Copy the entries below word for word, minus the pictures.

[Records from a data collection]
##########
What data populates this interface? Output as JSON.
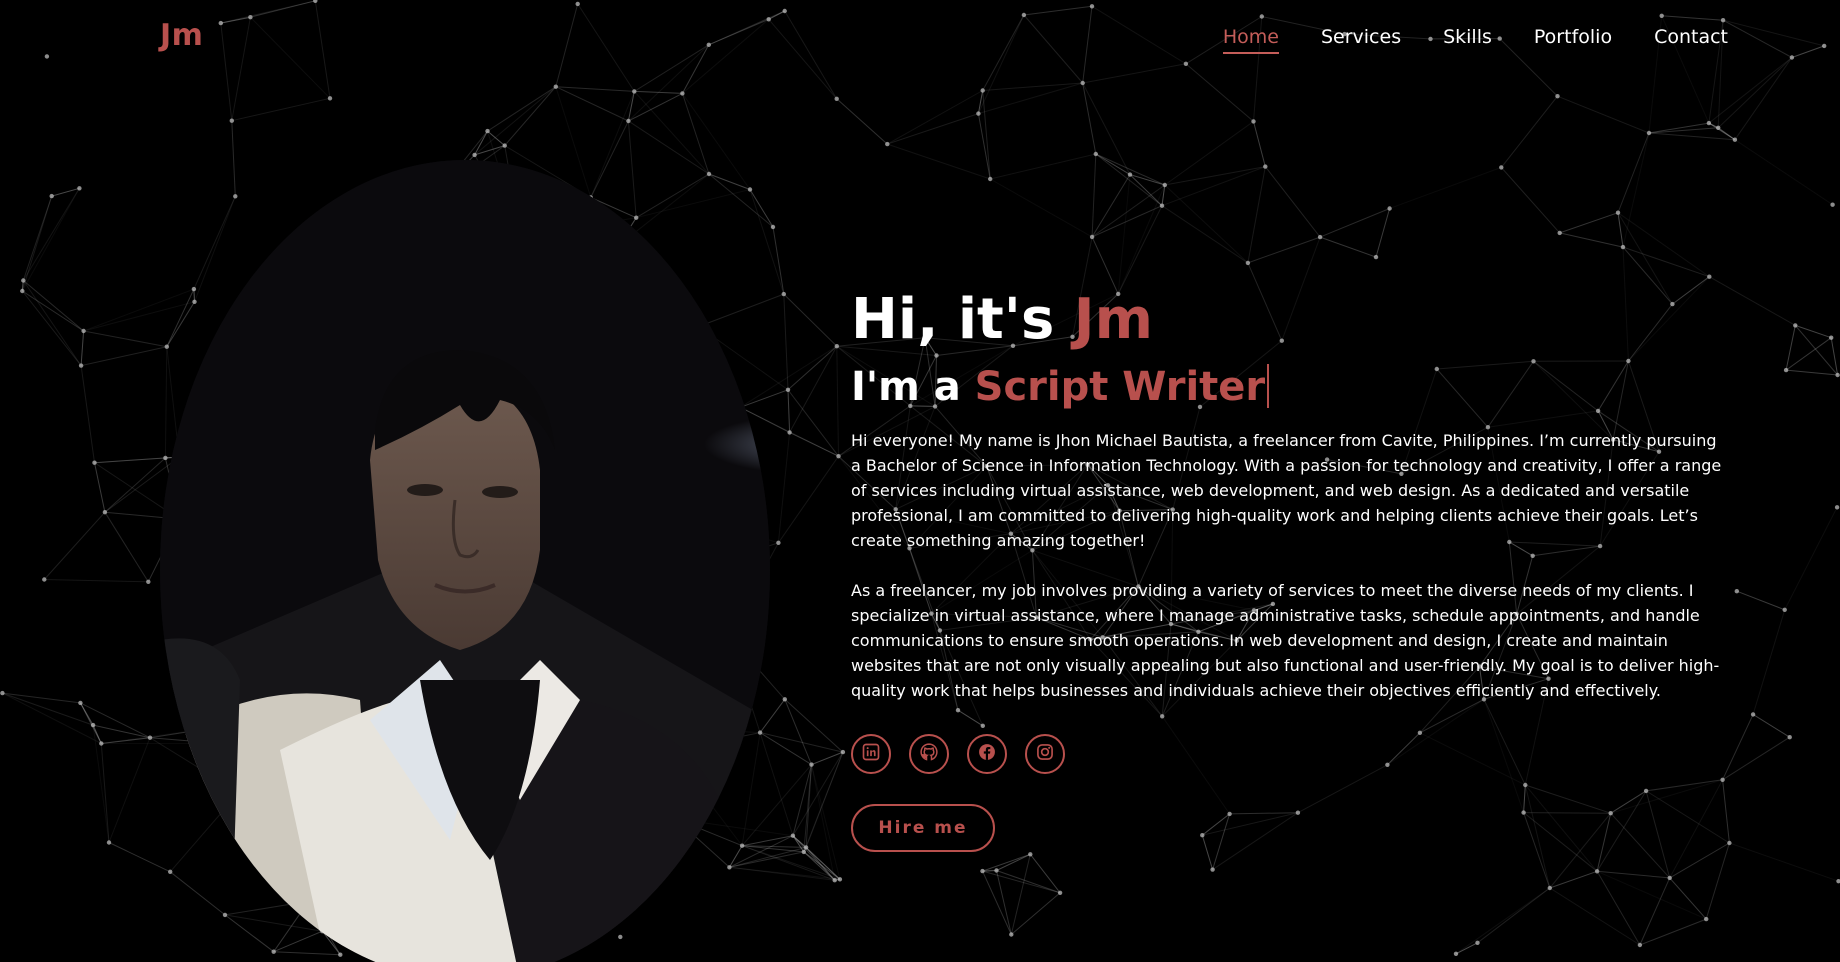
{
  "brand": {
    "logo": "Jm"
  },
  "nav": {
    "items": [
      {
        "label": "Home",
        "active": true
      },
      {
        "label": "Services",
        "active": false
      },
      {
        "label": "Skills",
        "active": false
      },
      {
        "label": "Portfolio",
        "active": false
      },
      {
        "label": "Contact",
        "active": false
      }
    ]
  },
  "hero": {
    "greeting": "Hi, it's ",
    "name": "Jm",
    "role_prefix": "I'm a ",
    "role": "Script Writer",
    "paragraphs": [
      "Hi everyone! My name is Jhon Michael Bautista, a freelancer from Cavite, Philippines. I’m currently pursuing a Bachelor of Science in Information Technology. With a passion for technology and creativity, I offer a range of services including virtual assistance, web development, and web design. As a dedicated and versatile professional, I am committed to delivering high-quality work and helping clients achieve their goals. Let’s create something amazing together!",
      "As a freelancer, my job involves providing a variety of services to meet the diverse needs of my clients. I specialize in virtual assistance, where I manage administrative tasks, schedule appointments, and handle communications to ensure smooth operations. In web development and design, I create and maintain websites that are not only visually appealing but also functional and user-friendly. My goal is to deliver high-quality work that helps businesses and individuals achieve their objectives efficiently and effectively."
    ],
    "socials": [
      {
        "icon": "linkedin-icon"
      },
      {
        "icon": "github-icon"
      },
      {
        "icon": "facebook-icon"
      },
      {
        "icon": "instagram-icon"
      }
    ],
    "cta": "Hire me"
  },
  "colors": {
    "background": "#000000",
    "accent": "#b8504d",
    "text": "#ffffff",
    "network": "#bbbbbb"
  }
}
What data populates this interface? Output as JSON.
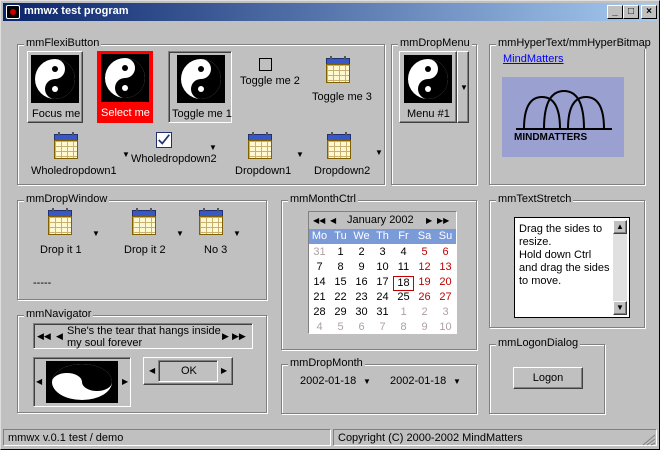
{
  "window": {
    "title": "mmwx test program",
    "buttons": {
      "minimize": "_",
      "maximize": "□",
      "close": "×"
    }
  },
  "flexi": {
    "group_title": "mmFlexiButton",
    "focus_me": "Focus me",
    "select_me": "Select me",
    "toggle_me_1": "Toggle me 1",
    "toggle_me_2": "Toggle me 2",
    "toggle_me_3": "Toggle me 3",
    "wholedropdown1": "Wholedropdown1",
    "wholedropdown2": "Wholedropdown2",
    "dropdown1": "Dropdown1",
    "dropdown2": "Dropdown2",
    "select_color": "#ff0000"
  },
  "dropmenu": {
    "group_title": "mmDropMenu",
    "label": "Menu #1"
  },
  "hyper": {
    "group_title": "mmHyperText/mmHyperBitmap",
    "link": "MindMatters",
    "logo_text": "MINDMATTERS"
  },
  "dropwindow": {
    "group_title": "mmDropWindow",
    "item1": "Drop it 1",
    "item2": "Drop it 2",
    "item3": "No 3",
    "dashes": "-----"
  },
  "monthctrl": {
    "group_title": "mmMonthCtrl",
    "month_label": "January 2002",
    "weekdays": [
      "Mo",
      "Tu",
      "We",
      "Th",
      "Fr",
      "Sa",
      "Su"
    ],
    "weeks": [
      [
        "31",
        "1",
        "2",
        "3",
        "4",
        "5",
        "6"
      ],
      [
        "7",
        "8",
        "9",
        "10",
        "11",
        "12",
        "13"
      ],
      [
        "14",
        "15",
        "16",
        "17",
        "18",
        "19",
        "20"
      ],
      [
        "21",
        "22",
        "23",
        "24",
        "25",
        "26",
        "27"
      ],
      [
        "28",
        "29",
        "30",
        "31",
        "1",
        "2",
        "3"
      ],
      [
        "4",
        "5",
        "6",
        "7",
        "8",
        "9",
        "10"
      ]
    ],
    "today": "18"
  },
  "textstretch": {
    "group_title": "mmTextStretch",
    "text": "Drag the sides to resize.\nHold down Ctrl and drag the sides to move."
  },
  "navigator": {
    "group_title": "mmNavigator",
    "text": "She's the tear that hangs inside my soul forever",
    "ok": "OK"
  },
  "dropmonth": {
    "group_title": "mmDropMonth",
    "value1": "2002-01-18",
    "value2": "2002-01-18"
  },
  "logon": {
    "group_title": "mmLogonDialog",
    "button": "Logon"
  },
  "status": {
    "left": "mmwx v.0.1 test / demo",
    "right": "Copyright (C) 2000-2002 MindMatters"
  }
}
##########
▸ **Response to this exercise**
What data populates this interface? Output as JSON.
{
  "brand": {
    "logo": "Jm"
  },
  "nav": {
    "items": [
      {
        "label": "Home",
        "active": true
      },
      {
        "label": "Services",
        "active": false
      },
      {
        "label": "Skills",
        "active": false
      },
      {
        "label": "Portfolio",
        "active": false
      },
      {
        "label": "Contact",
        "active": false
      }
    ]
  },
  "hero": {
    "greeting": "Hi, it's ",
    "name": "Jm",
    "role_prefix": "I'm a ",
    "role": "Script Writer",
    "paragraphs": [
      "Hi everyone! My name is Jhon Michael Bautista, a freelancer from Cavite, Philippines. I’m currently pursuing a Bachelor of Science in Information Technology. With a passion for technology and creativity, I offer a range of services including virtual assistance, web development, and web design. As a dedicated and versatile professional, I am committed to delivering high-quality work and helping clients achieve their goals. Let’s create something amazing together!",
      "As a freelancer, my job involves providing a variety of services to meet the diverse needs of my clients. I specialize in virtual assistance, where I manage administrative tasks, schedule appointments, and handle communications to ensure smooth operations. In web development and design, I create and maintain websites that are not only visually appealing but also functional and user-friendly. My goal is to deliver high-quality work that helps businesses and individuals achieve their objectives efficiently and effectively."
    ],
    "socials": [
      {
        "icon": "linkedin-icon"
      },
      {
        "icon": "github-icon"
      },
      {
        "icon": "facebook-icon"
      },
      {
        "icon": "instagram-icon"
      }
    ],
    "cta": "Hire me"
  },
  "colors": {
    "background": "#000000",
    "accent": "#b8504d",
    "text": "#ffffff",
    "network": "#bbbbbb"
  }
}
What data populates this interface? Output as JSON.
{
  "window": {
    "title": "mmwx test program",
    "buttons": {
      "minimize": "_",
      "maximize": "□",
      "close": "×"
    }
  },
  "flexi": {
    "group_title": "mmFlexiButton",
    "focus_me": "Focus me",
    "select_me": "Select me",
    "toggle_me_1": "Toggle me 1",
    "toggle_me_2": "Toggle me 2",
    "toggle_me_3": "Toggle me 3",
    "wholedropdown1": "Wholedropdown1",
    "wholedropdown2": "Wholedropdown2",
    "dropdown1": "Dropdown1",
    "dropdown2": "Dropdown2",
    "select_color": "#ff0000"
  },
  "dropmenu": {
    "group_title": "mmDropMenu",
    "label": "Menu #1"
  },
  "hyper": {
    "group_title": "mmHyperText/mmHyperBitmap",
    "link": "MindMatters",
    "logo_text": "MINDMATTERS"
  },
  "dropwindow": {
    "group_title": "mmDropWindow",
    "item1": "Drop it 1",
    "item2": "Drop it 2",
    "item3": "No 3",
    "dashes": "-----"
  },
  "monthctrl": {
    "group_title": "mmMonthCtrl",
    "month_label": "January 2002",
    "weekdays": [
      "Mo",
      "Tu",
      "We",
      "Th",
      "Fr",
      "Sa",
      "Su"
    ],
    "weeks": [
      [
        "31",
        "1",
        "2",
        "3",
        "4",
        "5",
        "6"
      ],
      [
        "7",
        "8",
        "9",
        "10",
        "11",
        "12",
        "13"
      ],
      [
        "14",
        "15",
        "16",
        "17",
        "18",
        "19",
        "20"
      ],
      [
        "21",
        "22",
        "23",
        "24",
        "25",
        "26",
        "27"
      ],
      [
        "28",
        "29",
        "30",
        "31",
        "1",
        "2",
        "3"
      ],
      [
        "4",
        "5",
        "6",
        "7",
        "8",
        "9",
        "10"
      ]
    ],
    "today": "18"
  },
  "textstretch": {
    "group_title": "mmTextStretch",
    "text": "Drag the sides to resize.\nHold down Ctrl and drag the sides to move."
  },
  "navigator": {
    "group_title": "mmNavigator",
    "text": "She's the tear that hangs inside my soul forever",
    "ok": "OK"
  },
  "dropmonth": {
    "group_title": "mmDropMonth",
    "value1": "2002-01-18",
    "value2": "2002-01-18"
  },
  "logon": {
    "group_title": "mmLogonDialog",
    "button": "Logon"
  },
  "status": {
    "left": "mmwx v.0.1 test / demo",
    "right": "Copyright (C) 2000-2002 MindMatters"
  }
}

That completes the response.